A team from the USA investigated the use of transoral, flexible-endoscopic suturing for treatment of gastroesophageal reflux disease (GERD).
|Heartburn severity and frequency, and regurgitation, all improved.|
A multicenter trial was initiated that included 64 patients with GERD, treated with an endoscopic suturing device.
Inclusion criteria were 3 or more heartburn episodes per week while not taking medication, dependency on antisecretory medicine, and documented acid reflux by pH monitoring.
Exclusion criteria were dysphagia, Grade 3 or 4 esophagitis, obesity, and hiatus hernia greater than 2 cm in length.
Patients underwent manometry, endoscopy, 24-hour pH monitoring, and symptom severity scoring before and after the procedure. Patients were randomized to a linear or circumferential plication configuration. Adverse procedural events were recorded.
The researchers found that mean 6-month symptom score changes demonstrated procedural efficacy.
Heartburn severity and frequency as well as regurgitation all improved.
24-hour pH monitoring showed an improvement in number of episodes below a pH of 4, at 3 and 6 months, and the percentage of total time the pH was less than 4 at 6 months.
Plication configuration did not affect symptoms or pH monitoring results.
One patient had a self-contained suture perforation that was successfully treated with antibiotics.

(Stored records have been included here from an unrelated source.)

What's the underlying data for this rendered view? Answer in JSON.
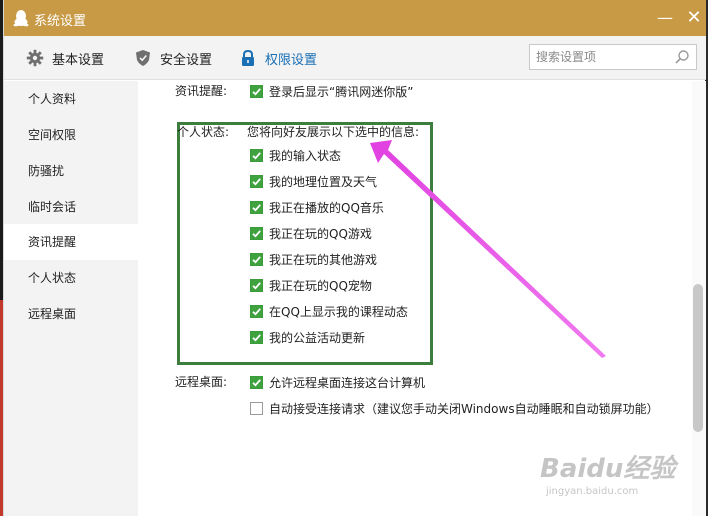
{
  "window": {
    "title": "系统设置",
    "minimize_glyph": "—",
    "close_glyph": "✕"
  },
  "tabs": [
    {
      "label": "基本设置",
      "icon": "gear-icon",
      "active": false
    },
    {
      "label": "安全设置",
      "icon": "shield-icon",
      "active": false
    },
    {
      "label": "权限设置",
      "icon": "lock-icon",
      "active": true
    }
  ],
  "search": {
    "placeholder": "搜索设置项",
    "value": ""
  },
  "sidebar": {
    "items": [
      {
        "label": "个人资料",
        "active": false
      },
      {
        "label": "空间权限",
        "active": false
      },
      {
        "label": "防骚扰",
        "active": false
      },
      {
        "label": "临时会话",
        "active": false
      },
      {
        "label": "资讯提醒",
        "active": true
      },
      {
        "label": "个人状态",
        "active": false
      },
      {
        "label": "远程桌面",
        "active": false
      }
    ]
  },
  "content": {
    "news": {
      "label": "资讯提醒:",
      "option": {
        "label": "登录后显示“腾讯网迷你版”",
        "checked": true
      }
    },
    "status": {
      "label": "个人状态:",
      "intro": "您将向好友展示以下选中的信息:",
      "options": [
        {
          "label": "我的输入状态",
          "checked": true
        },
        {
          "label": "我的地理位置及天气",
          "checked": true
        },
        {
          "label": "我正在播放的QQ音乐",
          "checked": true
        },
        {
          "label": "我正在玩的QQ游戏",
          "checked": true
        },
        {
          "label": "我正在玩的其他游戏",
          "checked": true
        },
        {
          "label": "我正在玩的QQ宠物",
          "checked": true
        },
        {
          "label": "在QQ上显示我的课程动态",
          "checked": true
        },
        {
          "label": "我的公益活动更新",
          "checked": true
        }
      ]
    },
    "remote": {
      "label": "远程桌面:",
      "options": [
        {
          "label": "允许远程桌面连接这台计算机",
          "checked": true
        },
        {
          "label": "自动接受连接请求（建议您手动关闭Windows自动睡眠和自动锁屏功能）",
          "checked": false
        }
      ]
    }
  },
  "annotation": {
    "box_color": "#3d7d3d",
    "arrow_color": "#e040e0"
  },
  "watermark": {
    "brand": "Baidu经验",
    "url": "jingyan.baidu.com"
  },
  "colors": {
    "titlebar": "#c89a46",
    "accent": "#1a6fb5",
    "check": "#3fa23f"
  }
}
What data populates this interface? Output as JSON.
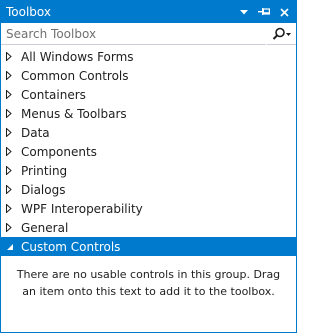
{
  "window": {
    "title": "Toolbox",
    "colors": {
      "accent": "#007acc",
      "background": "#ffffff",
      "text": "#1e1e1e"
    },
    "icons": [
      "dropdown-arrow-icon",
      "pin-icon",
      "close-icon"
    ]
  },
  "search": {
    "placeholder": "Search Toolbox",
    "value": "",
    "icon": "search-icon"
  },
  "groups": [
    {
      "label": "All Windows Forms",
      "expanded": false
    },
    {
      "label": "Common Controls",
      "expanded": false
    },
    {
      "label": "Containers",
      "expanded": false
    },
    {
      "label": "Menus & Toolbars",
      "expanded": false
    },
    {
      "label": "Data",
      "expanded": false
    },
    {
      "label": "Components",
      "expanded": false
    },
    {
      "label": "Printing",
      "expanded": false
    },
    {
      "label": "Dialogs",
      "expanded": false
    },
    {
      "label": "WPF Interoperability",
      "expanded": false
    },
    {
      "label": "General",
      "expanded": false
    },
    {
      "label": "Custom Controls",
      "expanded": true,
      "selected": true
    }
  ],
  "empty_message": "There are no usable controls in this group. Drag an item onto this text to add it to the toolbox."
}
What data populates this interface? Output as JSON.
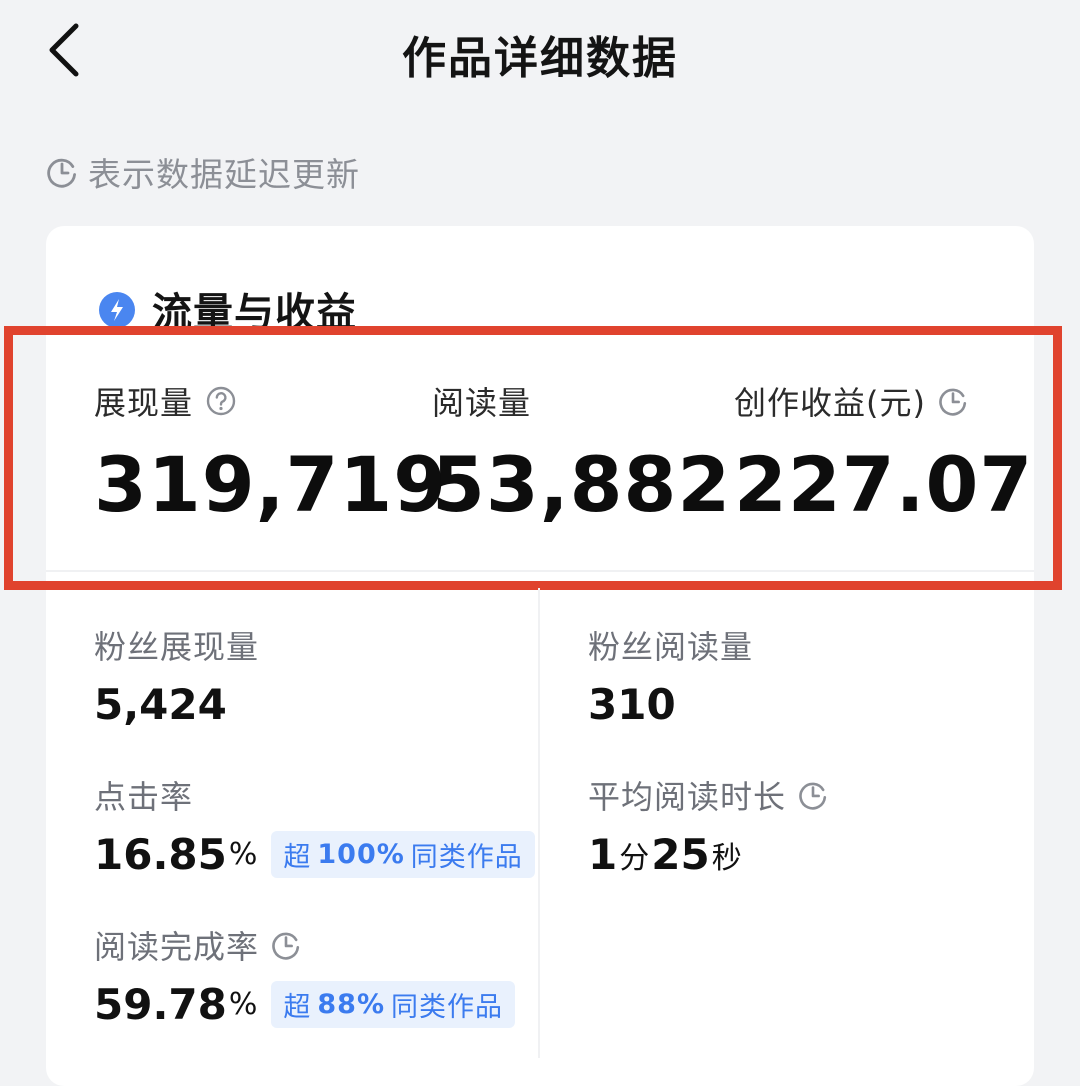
{
  "header": {
    "title": "作品详细数据"
  },
  "notice": {
    "delay_text": "表示数据延迟更新"
  },
  "section": {
    "title": "流量与收益"
  },
  "metrics": [
    {
      "label": "展现量",
      "value": "319,719"
    },
    {
      "label": "阅读量",
      "value": "53,882"
    },
    {
      "label": "创作收益(元)",
      "value": "227.07"
    }
  ],
  "stats": {
    "fan_impressions": {
      "label": "粉丝展现量",
      "value": "5,424"
    },
    "fan_reads": {
      "label": "粉丝阅读量",
      "value": "310"
    },
    "ctr": {
      "label": "点击率",
      "value": "16.85",
      "unit": "%",
      "badge_prefix": "超",
      "badge_value": "100%",
      "badge_suffix": "同类作品"
    },
    "avg_read_time": {
      "label": "平均阅读时长",
      "minutes": "1",
      "minutes_unit": "分",
      "seconds": "25",
      "seconds_unit": "秒"
    },
    "completion": {
      "label": "阅读完成率",
      "value": "59.78",
      "unit": "%",
      "badge_prefix": "超",
      "badge_value": "88%",
      "badge_suffix": "同类作品"
    }
  },
  "colors": {
    "highlight_border": "#e0432e",
    "accent_blue": "#3b7bef",
    "badge_bg": "#e9f1fd"
  },
  "icons": {
    "back": "chevron-left-icon",
    "clock": "clock-icon",
    "section": "lightning-drop-icon",
    "help": "question-circle-icon"
  }
}
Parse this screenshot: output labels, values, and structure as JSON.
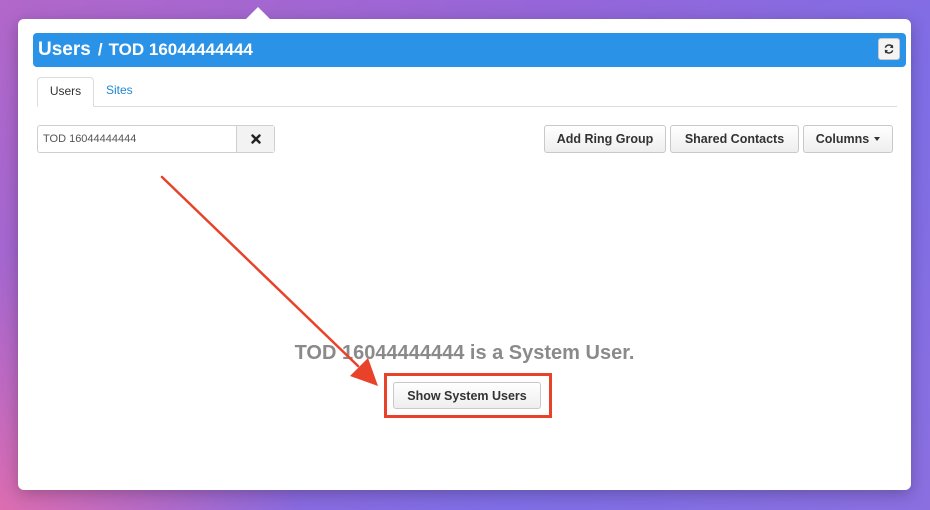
{
  "header": {
    "title": "Users",
    "separator": "/",
    "subtitle": "TOD 16044444444",
    "refresh_icon": "refresh-icon",
    "accent_color": "#2a93e8"
  },
  "tabs": [
    {
      "label": "Users",
      "active": true
    },
    {
      "label": "Sites",
      "active": false
    }
  ],
  "search": {
    "value": "TOD 16044444444",
    "clear_icon": "close-icon"
  },
  "toolbar": {
    "add_ring_group_label": "Add Ring Group",
    "shared_contacts_label": "Shared Contacts",
    "columns_label": "Columns"
  },
  "main": {
    "message": "TOD 16044444444 is a System User.",
    "show_system_users_label": "Show System Users"
  },
  "annotation": {
    "color": "#e8432a"
  }
}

Dr Charles J. Filipi, of Creighton University, Omaha, Nebraska, concluded from the research, "Endoscopic gastroplasty is safe. It is associated with reduced symptoms and medication use at 6-month follow-up in patients with uncomplicated GERD."